- [What this task involves]: Down to the last character, write out the records below.

- [Material provided]:
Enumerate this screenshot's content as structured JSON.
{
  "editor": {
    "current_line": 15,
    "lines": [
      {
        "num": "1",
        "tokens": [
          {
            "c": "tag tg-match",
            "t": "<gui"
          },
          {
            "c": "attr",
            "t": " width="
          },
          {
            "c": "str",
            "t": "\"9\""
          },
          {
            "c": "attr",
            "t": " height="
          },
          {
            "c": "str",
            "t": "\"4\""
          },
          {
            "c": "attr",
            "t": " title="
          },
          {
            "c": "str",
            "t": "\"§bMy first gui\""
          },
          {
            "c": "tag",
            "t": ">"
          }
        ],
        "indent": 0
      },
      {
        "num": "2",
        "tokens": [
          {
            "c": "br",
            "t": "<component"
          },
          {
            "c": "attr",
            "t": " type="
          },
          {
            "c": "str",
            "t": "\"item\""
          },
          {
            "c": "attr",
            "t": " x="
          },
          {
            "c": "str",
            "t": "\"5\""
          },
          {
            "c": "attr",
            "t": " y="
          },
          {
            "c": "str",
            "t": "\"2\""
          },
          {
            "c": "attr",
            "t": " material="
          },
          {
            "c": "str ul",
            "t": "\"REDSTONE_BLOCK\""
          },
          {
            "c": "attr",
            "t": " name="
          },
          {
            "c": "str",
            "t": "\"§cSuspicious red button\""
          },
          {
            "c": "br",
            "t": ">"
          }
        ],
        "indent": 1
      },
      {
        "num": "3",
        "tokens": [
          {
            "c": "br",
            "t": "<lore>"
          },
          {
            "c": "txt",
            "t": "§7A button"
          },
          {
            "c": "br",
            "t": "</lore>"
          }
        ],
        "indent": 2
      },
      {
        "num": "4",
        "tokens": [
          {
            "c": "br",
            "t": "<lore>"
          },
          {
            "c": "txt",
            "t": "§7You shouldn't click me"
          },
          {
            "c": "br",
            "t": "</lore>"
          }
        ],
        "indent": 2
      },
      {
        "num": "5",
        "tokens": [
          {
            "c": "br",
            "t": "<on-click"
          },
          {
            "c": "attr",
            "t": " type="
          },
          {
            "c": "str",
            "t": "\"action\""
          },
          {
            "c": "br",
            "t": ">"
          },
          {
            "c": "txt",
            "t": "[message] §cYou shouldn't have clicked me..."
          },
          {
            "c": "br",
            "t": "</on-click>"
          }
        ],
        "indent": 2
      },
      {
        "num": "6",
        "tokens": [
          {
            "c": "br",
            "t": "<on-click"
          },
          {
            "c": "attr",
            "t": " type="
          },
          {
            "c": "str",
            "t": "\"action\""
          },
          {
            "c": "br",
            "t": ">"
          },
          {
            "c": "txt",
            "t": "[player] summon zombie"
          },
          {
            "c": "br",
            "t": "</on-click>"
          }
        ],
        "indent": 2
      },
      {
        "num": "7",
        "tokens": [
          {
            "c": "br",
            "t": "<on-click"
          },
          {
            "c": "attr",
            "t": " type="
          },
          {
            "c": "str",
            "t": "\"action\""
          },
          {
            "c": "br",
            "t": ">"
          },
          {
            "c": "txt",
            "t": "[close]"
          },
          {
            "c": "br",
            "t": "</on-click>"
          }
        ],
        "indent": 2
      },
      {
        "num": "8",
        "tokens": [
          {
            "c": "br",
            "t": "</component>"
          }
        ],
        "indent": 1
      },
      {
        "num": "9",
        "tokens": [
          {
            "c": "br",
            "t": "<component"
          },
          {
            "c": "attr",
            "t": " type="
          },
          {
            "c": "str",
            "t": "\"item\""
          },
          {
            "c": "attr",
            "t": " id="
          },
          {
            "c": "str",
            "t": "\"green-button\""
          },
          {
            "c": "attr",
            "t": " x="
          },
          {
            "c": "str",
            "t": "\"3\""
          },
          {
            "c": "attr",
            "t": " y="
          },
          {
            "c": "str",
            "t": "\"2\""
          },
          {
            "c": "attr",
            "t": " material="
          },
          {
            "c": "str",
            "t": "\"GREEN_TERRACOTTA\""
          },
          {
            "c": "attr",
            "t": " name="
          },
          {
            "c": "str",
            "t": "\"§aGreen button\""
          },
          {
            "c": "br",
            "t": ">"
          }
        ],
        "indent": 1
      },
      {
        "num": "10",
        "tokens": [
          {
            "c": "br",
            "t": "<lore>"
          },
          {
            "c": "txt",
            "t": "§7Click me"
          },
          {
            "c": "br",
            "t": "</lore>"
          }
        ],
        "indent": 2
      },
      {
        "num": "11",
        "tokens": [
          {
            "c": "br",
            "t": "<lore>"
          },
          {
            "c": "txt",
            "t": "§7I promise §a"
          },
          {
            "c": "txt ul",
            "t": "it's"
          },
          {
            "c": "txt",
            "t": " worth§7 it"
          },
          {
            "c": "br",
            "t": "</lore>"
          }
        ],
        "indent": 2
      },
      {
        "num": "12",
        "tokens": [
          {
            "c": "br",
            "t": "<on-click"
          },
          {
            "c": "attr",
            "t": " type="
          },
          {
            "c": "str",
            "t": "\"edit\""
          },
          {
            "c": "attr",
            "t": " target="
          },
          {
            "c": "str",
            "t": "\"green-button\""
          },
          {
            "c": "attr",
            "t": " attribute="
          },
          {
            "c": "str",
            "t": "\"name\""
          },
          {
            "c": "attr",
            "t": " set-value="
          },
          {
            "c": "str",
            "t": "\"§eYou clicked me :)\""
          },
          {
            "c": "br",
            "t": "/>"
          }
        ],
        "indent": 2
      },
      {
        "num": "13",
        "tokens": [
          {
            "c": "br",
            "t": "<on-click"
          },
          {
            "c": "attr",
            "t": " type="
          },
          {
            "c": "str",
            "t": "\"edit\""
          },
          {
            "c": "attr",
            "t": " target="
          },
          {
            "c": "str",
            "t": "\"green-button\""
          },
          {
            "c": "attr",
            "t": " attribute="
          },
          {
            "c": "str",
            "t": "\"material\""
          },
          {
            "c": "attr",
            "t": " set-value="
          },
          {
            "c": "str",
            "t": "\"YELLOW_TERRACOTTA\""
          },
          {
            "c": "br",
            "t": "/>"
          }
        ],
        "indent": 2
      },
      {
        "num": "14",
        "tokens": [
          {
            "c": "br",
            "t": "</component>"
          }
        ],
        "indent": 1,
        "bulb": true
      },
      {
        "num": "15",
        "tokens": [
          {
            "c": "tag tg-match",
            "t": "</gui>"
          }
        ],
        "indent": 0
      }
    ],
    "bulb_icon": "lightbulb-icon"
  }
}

- [Answer section]:
Enumerate this screenshot's content as structured JSON.
{
  "editor": {
    "current_line": 15,
    "lines": [
      {
        "num": "1",
        "tokens": [
          {
            "c": "tag tg-match",
            "t": "<gui"
          },
          {
            "c": "attr",
            "t": " width="
          },
          {
            "c": "str",
            "t": "\"9\""
          },
          {
            "c": "attr",
            "t": " height="
          },
          {
            "c": "str",
            "t": "\"4\""
          },
          {
            "c": "attr",
            "t": " title="
          },
          {
            "c": "str",
            "t": "\"§bMy first gui\""
          },
          {
            "c": "tag",
            "t": ">"
          }
        ],
        "indent": 0
      },
      {
        "num": "2",
        "tokens": [
          {
            "c": "br",
            "t": "<component"
          },
          {
            "c": "attr",
            "t": " type="
          },
          {
            "c": "str",
            "t": "\"item\""
          },
          {
            "c": "attr",
            "t": " x="
          },
          {
            "c": "str",
            "t": "\"5\""
          },
          {
            "c": "attr",
            "t": " y="
          },
          {
            "c": "str",
            "t": "\"2\""
          },
          {
            "c": "attr",
            "t": " material="
          },
          {
            "c": "str ul",
            "t": "\"REDSTONE_BLOCK\""
          },
          {
            "c": "attr",
            "t": " name="
          },
          {
            "c": "str",
            "t": "\"§cSuspicious red button\""
          },
          {
            "c": "br",
            "t": ">"
          }
        ],
        "indent": 1
      },
      {
        "num": "3",
        "tokens": [
          {
            "c": "br",
            "t": "<lore>"
          },
          {
            "c": "txt",
            "t": "§7A button"
          },
          {
            "c": "br",
            "t": "</lore>"
          }
        ],
        "indent": 2
      },
      {
        "num": "4",
        "tokens": [
          {
            "c": "br",
            "t": "<lore>"
          },
          {
            "c": "txt",
            "t": "§7You shouldn't click me"
          },
          {
            "c": "br",
            "t": "</lore>"
          }
        ],
        "indent": 2
      },
      {
        "num": "5",
        "tokens": [
          {
            "c": "br",
            "t": "<on-click"
          },
          {
            "c": "attr",
            "t": " type="
          },
          {
            "c": "str",
            "t": "\"action\""
          },
          {
            "c": "br",
            "t": ">"
          },
          {
            "c": "txt",
            "t": "[message] §cYou shouldn't have clicked me..."
          },
          {
            "c": "br",
            "t": "</on-click>"
          }
        ],
        "indent": 2
      },
      {
        "num": "6",
        "tokens": [
          {
            "c": "br",
            "t": "<on-click"
          },
          {
            "c": "attr",
            "t": " type="
          },
          {
            "c": "str",
            "t": "\"action\""
          },
          {
            "c": "br",
            "t": ">"
          },
          {
            "c": "txt",
            "t": "[player] summon zombie"
          },
          {
            "c": "br",
            "t": "</on-click>"
          }
        ],
        "indent": 2
      },
      {
        "num": "7",
        "tokens": [
          {
            "c": "br",
            "t": "<on-click"
          },
          {
            "c": "attr",
            "t": " type="
          },
          {
            "c": "str",
            "t": "\"action\""
          },
          {
            "c": "br",
            "t": ">"
          },
          {
            "c": "txt",
            "t": "[close]"
          },
          {
            "c": "br",
            "t": "</on-click>"
          }
        ],
        "indent": 2
      },
      {
        "num": "8",
        "tokens": [
          {
            "c": "br",
            "t": "</component>"
          }
        ],
        "indent": 1
      },
      {
        "num": "9",
        "tokens": [
          {
            "c": "br",
            "t": "<component"
          },
          {
            "c": "attr",
            "t": " type="
          },
          {
            "c": "str",
            "t": "\"item\""
          },
          {
            "c": "attr",
            "t": " id="
          },
          {
            "c": "str",
            "t": "\"green-button\""
          },
          {
            "c": "attr",
            "t": " x="
          },
          {
            "c": "str",
            "t": "\"3\""
          },
          {
            "c": "attr",
            "t": " y="
          },
          {
            "c": "str",
            "t": "\"2\""
          },
          {
            "c": "attr",
            "t": " material="
          },
          {
            "c": "str",
            "t": "\"GREEN_TERRACOTTA\""
          },
          {
            "c": "attr",
            "t": " name="
          },
          {
            "c": "str",
            "t": "\"§aGreen button\""
          },
          {
            "c": "br",
            "t": ">"
          }
        ],
        "indent": 1
      },
      {
        "num": "10",
        "tokens": [
          {
            "c": "br",
            "t": "<lore>"
          },
          {
            "c": "txt",
            "t": "§7Click me"
          },
          {
            "c": "br",
            "t": "</lore>"
          }
        ],
        "indent": 2
      },
      {
        "num": "11",
        "tokens": [
          {
            "c": "br",
            "t": "<lore>"
          },
          {
            "c": "txt",
            "t": "§7I promise §a"
          },
          {
            "c": "txt ul",
            "t": "it's"
          },
          {
            "c": "txt",
            "t": " worth§7 it"
          },
          {
            "c": "br",
            "t": "</lore>"
          }
        ],
        "indent": 2
      },
      {
        "num": "12",
        "tokens": [
          {
            "c": "br",
            "t": "<on-click"
          },
          {
            "c": "attr",
            "t": " type="
          },
          {
            "c": "str",
            "t": "\"edit\""
          },
          {
            "c": "attr",
            "t": " target="
          },
          {
            "c": "str",
            "t": "\"green-button\""
          },
          {
            "c": "attr",
            "t": " attribute="
          },
          {
            "c": "str",
            "t": "\"name\""
          },
          {
            "c": "attr",
            "t": " set-value="
          },
          {
            "c": "str",
            "t": "\"§eYou clicked me :)\""
          },
          {
            "c": "br",
            "t": "/>"
          }
        ],
        "indent": 2
      },
      {
        "num": "13",
        "tokens": [
          {
            "c": "br",
            "t": "<on-click"
          },
          {
            "c": "attr",
            "t": " type="
          },
          {
            "c": "str",
            "t": "\"edit\""
          },
          {
            "c": "attr",
            "t": " target="
          },
          {
            "c": "str",
            "t": "\"green-button\""
          },
          {
            "c": "attr",
            "t": " attribute="
          },
          {
            "c": "str",
            "t": "\"material\""
          },
          {
            "c": "attr",
            "t": " set-value="
          },
          {
            "c": "str",
            "t": "\"YELLOW_TERRACOTTA\""
          },
          {
            "c": "br",
            "t": "/>"
          }
        ],
        "indent": 2
      },
      {
        "num": "14",
        "tokens": [
          {
            "c": "br",
            "t": "</component>"
          }
        ],
        "indent": 1,
        "bulb": true
      },
      {
        "num": "15",
        "tokens": [
          {
            "c": "tag tg-match",
            "t": "</gui>"
          }
        ],
        "indent": 0
      }
    ],
    "bulb_icon": "lightbulb-icon"
  }
}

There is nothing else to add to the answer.